Leading a vigorous social and private life. He was fond of drinking and woke up in a pool of his own vomit after celebrating the coronation of Charles II. He also liked flirting with women; his wife once caught him with a female servant.
His work at the navy led to the largest shipbuilding programme England had ever seen.
As Clerk of the Acts to the Navy Board, he worked at the Royal Dockyards.
As Master of Trinity House he drew up a new Charter for the organisation.
It is clear that Pepys did not want anyone to read his diary.
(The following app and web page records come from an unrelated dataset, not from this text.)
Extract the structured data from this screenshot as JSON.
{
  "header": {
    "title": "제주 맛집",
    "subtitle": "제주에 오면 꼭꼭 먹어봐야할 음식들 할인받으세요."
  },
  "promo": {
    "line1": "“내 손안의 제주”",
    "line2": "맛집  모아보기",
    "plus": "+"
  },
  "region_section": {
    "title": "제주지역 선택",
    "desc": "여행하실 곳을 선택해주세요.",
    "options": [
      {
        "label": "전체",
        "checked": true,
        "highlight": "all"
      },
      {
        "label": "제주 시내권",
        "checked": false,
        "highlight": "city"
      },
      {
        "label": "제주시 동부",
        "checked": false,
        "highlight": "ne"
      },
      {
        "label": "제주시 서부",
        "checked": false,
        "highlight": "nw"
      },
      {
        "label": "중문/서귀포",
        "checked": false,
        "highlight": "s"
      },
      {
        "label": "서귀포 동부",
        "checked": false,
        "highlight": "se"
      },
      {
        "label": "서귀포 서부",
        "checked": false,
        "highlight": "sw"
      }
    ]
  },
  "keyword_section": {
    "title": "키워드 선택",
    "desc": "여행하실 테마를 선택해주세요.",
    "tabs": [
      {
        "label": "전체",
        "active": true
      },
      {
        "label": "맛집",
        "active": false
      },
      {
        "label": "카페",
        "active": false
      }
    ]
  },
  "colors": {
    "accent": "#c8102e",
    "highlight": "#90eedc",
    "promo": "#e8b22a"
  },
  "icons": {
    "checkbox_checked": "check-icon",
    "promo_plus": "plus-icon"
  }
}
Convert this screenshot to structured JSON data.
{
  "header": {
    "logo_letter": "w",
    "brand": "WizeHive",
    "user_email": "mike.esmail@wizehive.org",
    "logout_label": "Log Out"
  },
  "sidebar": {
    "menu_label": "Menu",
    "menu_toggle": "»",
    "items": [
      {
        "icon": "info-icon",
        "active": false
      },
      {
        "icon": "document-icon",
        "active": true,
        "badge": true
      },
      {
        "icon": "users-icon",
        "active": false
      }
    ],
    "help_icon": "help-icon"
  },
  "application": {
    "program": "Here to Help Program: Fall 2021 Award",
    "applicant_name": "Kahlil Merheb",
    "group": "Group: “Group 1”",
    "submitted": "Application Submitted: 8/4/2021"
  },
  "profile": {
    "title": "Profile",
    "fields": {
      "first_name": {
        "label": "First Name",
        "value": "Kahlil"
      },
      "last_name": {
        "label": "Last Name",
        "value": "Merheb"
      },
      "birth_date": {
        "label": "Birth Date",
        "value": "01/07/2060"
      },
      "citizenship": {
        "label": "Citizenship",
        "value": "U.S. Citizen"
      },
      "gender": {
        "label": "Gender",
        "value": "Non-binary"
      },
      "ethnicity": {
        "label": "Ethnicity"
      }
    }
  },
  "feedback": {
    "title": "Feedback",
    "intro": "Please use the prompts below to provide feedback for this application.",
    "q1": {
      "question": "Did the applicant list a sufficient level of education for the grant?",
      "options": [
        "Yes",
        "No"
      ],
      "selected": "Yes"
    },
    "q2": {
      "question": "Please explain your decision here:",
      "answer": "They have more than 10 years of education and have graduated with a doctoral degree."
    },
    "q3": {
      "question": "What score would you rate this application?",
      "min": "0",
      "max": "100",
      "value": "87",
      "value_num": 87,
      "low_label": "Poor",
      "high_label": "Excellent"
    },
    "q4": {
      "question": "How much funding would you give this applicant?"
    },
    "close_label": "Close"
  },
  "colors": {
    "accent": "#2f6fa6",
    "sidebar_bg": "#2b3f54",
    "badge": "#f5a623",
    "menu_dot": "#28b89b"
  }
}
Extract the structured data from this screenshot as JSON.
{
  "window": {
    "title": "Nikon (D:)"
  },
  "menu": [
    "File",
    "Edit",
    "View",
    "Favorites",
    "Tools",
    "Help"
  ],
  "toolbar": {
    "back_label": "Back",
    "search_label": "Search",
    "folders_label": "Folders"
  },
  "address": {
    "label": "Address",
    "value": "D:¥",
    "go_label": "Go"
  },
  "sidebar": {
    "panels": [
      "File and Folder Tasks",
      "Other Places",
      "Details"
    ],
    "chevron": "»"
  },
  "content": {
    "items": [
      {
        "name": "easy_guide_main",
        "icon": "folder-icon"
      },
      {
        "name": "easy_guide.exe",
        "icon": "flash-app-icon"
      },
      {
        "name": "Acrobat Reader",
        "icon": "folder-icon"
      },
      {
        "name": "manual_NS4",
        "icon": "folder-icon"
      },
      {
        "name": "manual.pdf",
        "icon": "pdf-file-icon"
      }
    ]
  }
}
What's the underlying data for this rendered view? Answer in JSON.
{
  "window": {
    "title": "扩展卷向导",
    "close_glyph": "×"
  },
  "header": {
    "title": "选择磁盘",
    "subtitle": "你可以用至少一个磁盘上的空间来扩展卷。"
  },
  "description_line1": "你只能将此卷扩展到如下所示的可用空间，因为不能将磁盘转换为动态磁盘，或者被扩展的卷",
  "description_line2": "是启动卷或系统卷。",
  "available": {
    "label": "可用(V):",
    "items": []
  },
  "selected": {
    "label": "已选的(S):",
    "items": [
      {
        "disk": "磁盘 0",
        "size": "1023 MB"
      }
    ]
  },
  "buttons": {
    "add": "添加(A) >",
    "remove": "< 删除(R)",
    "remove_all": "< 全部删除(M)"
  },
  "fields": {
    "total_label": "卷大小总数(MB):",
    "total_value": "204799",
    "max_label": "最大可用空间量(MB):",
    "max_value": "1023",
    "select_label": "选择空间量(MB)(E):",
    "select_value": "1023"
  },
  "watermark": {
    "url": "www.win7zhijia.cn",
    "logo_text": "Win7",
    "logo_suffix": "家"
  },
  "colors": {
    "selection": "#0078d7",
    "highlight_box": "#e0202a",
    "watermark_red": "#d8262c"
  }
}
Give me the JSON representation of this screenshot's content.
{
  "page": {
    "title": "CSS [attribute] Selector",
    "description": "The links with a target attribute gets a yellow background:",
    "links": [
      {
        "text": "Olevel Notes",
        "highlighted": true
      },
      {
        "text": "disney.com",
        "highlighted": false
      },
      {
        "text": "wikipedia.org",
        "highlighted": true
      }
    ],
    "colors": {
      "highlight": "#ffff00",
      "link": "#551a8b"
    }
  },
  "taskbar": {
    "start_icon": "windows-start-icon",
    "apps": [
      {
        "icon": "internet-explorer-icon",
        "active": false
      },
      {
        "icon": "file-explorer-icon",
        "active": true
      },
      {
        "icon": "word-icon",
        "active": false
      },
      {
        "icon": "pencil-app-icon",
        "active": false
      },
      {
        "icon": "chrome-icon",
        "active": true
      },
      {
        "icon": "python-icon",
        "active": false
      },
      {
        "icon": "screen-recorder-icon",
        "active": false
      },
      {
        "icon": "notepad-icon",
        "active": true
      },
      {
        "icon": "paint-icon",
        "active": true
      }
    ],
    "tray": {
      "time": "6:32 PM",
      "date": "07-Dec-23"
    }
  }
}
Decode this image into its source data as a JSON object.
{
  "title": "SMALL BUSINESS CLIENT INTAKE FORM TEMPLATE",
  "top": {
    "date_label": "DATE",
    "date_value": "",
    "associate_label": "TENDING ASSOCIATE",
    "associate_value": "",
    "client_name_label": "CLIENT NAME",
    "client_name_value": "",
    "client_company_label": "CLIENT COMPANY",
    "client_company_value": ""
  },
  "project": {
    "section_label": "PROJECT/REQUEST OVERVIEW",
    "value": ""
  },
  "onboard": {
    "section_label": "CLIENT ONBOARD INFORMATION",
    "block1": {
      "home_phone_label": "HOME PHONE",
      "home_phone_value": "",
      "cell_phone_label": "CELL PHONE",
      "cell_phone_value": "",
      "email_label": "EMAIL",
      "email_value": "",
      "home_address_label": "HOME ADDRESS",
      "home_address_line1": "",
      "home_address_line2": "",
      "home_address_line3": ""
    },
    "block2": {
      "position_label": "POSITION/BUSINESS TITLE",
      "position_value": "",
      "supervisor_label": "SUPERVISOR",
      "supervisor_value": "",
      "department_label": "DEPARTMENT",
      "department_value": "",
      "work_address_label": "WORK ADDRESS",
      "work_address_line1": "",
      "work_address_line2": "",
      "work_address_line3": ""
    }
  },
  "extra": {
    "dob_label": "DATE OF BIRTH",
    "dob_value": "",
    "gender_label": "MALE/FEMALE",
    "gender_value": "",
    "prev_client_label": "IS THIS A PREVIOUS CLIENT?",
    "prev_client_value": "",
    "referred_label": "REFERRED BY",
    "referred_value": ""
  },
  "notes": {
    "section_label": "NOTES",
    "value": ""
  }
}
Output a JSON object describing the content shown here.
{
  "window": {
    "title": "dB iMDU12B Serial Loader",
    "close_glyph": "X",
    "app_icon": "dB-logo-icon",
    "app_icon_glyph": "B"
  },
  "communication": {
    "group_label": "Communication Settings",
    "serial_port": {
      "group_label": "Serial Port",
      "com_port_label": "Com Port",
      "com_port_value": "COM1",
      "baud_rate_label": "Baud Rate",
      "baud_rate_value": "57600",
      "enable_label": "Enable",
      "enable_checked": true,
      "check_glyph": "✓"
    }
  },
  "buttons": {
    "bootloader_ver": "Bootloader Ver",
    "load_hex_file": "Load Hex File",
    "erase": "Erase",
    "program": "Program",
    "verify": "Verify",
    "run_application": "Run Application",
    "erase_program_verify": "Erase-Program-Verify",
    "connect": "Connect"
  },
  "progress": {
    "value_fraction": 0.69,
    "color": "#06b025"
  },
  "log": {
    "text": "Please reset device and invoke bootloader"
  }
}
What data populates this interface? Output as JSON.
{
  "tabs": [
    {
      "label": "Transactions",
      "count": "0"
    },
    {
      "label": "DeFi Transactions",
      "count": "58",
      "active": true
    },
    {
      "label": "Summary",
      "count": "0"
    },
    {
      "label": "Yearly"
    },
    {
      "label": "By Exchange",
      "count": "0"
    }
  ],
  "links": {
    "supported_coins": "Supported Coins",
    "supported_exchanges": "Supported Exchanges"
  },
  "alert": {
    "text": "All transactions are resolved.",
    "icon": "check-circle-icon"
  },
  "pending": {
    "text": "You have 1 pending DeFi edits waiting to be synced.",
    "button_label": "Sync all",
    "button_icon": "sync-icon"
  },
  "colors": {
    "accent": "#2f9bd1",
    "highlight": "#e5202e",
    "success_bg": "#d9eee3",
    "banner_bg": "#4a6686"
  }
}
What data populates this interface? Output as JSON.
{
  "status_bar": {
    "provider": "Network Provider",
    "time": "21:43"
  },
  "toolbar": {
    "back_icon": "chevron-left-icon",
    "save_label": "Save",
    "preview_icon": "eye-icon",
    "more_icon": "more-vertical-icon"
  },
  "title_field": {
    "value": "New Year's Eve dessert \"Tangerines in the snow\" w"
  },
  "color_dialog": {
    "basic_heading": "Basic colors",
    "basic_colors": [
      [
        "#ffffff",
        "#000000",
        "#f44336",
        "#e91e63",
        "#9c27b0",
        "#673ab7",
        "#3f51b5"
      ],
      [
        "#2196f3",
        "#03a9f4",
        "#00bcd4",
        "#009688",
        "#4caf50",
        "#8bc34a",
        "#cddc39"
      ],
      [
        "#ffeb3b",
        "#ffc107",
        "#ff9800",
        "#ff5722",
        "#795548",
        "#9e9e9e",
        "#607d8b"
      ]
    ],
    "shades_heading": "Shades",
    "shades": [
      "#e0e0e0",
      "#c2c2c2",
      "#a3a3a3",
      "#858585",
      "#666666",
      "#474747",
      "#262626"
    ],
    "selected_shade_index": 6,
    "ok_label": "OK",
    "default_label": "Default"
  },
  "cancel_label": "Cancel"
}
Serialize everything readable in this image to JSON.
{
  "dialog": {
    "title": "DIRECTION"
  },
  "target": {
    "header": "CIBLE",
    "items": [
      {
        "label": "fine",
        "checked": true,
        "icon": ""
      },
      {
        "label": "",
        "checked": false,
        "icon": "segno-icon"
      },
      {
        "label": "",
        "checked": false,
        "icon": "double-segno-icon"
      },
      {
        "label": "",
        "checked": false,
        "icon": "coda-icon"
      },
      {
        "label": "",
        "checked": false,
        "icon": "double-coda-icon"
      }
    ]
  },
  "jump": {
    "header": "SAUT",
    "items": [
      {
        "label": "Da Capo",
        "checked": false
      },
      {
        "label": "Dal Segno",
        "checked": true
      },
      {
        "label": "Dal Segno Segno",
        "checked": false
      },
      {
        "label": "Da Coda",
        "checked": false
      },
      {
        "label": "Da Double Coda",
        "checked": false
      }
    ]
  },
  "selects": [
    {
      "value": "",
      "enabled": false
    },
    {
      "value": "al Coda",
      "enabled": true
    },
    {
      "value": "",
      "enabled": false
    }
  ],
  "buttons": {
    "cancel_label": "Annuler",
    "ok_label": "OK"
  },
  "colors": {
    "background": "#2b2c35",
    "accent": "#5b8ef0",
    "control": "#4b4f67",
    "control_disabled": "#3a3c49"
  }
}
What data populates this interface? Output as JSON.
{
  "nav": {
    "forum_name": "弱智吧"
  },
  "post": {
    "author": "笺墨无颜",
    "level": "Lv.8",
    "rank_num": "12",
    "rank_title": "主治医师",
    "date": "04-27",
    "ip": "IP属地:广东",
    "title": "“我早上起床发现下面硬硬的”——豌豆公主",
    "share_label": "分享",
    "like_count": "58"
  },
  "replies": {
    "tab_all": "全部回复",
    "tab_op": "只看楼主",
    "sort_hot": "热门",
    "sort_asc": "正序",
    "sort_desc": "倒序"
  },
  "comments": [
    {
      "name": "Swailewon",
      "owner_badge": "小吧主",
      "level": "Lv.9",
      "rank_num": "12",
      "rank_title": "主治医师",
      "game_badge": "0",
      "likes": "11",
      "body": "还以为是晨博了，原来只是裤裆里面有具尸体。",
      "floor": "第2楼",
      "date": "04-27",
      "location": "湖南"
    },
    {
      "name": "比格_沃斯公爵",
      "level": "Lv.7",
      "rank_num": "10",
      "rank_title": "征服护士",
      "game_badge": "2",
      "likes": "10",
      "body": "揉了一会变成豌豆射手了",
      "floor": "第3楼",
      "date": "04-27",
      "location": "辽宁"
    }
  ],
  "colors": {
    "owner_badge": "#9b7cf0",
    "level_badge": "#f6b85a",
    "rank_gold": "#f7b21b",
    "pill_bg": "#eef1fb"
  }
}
He wrote in a special form of shorthand, and his diaries were not deciphered for over a century.
|1633||23 February born in Salisbury Court, London.|
|1655||Married Elizabeth Marchant Saint-Michel.|
|1658||Had a bladder stone removed, a dangerous operation.|
|1660||Appointed Clerk of the Acts to the Navy Board.|
|1665||Leading member of the Navy Board.|
|1669||His wife Elizabeth died.|
|1673-1679||Secretary of the Admiralty.|
|1679||Imprisoned in the Tower of London, accused of selling naval secrets to the French.|
|1684-1689||Secretary for Admiralty Affairs.|
|1684-1686||President of the Royal Society.|
|1685-1686||Master of Trinity House.|
|1689||Left public service.|
|1690||Arrested again on suspicion of Jacobite tendencies.|
|1699||Awarded the honour of Freeman of the City of London.|
|1703||Died 26 May in Clapham and was buried at St Olave, Hart Street in the City.|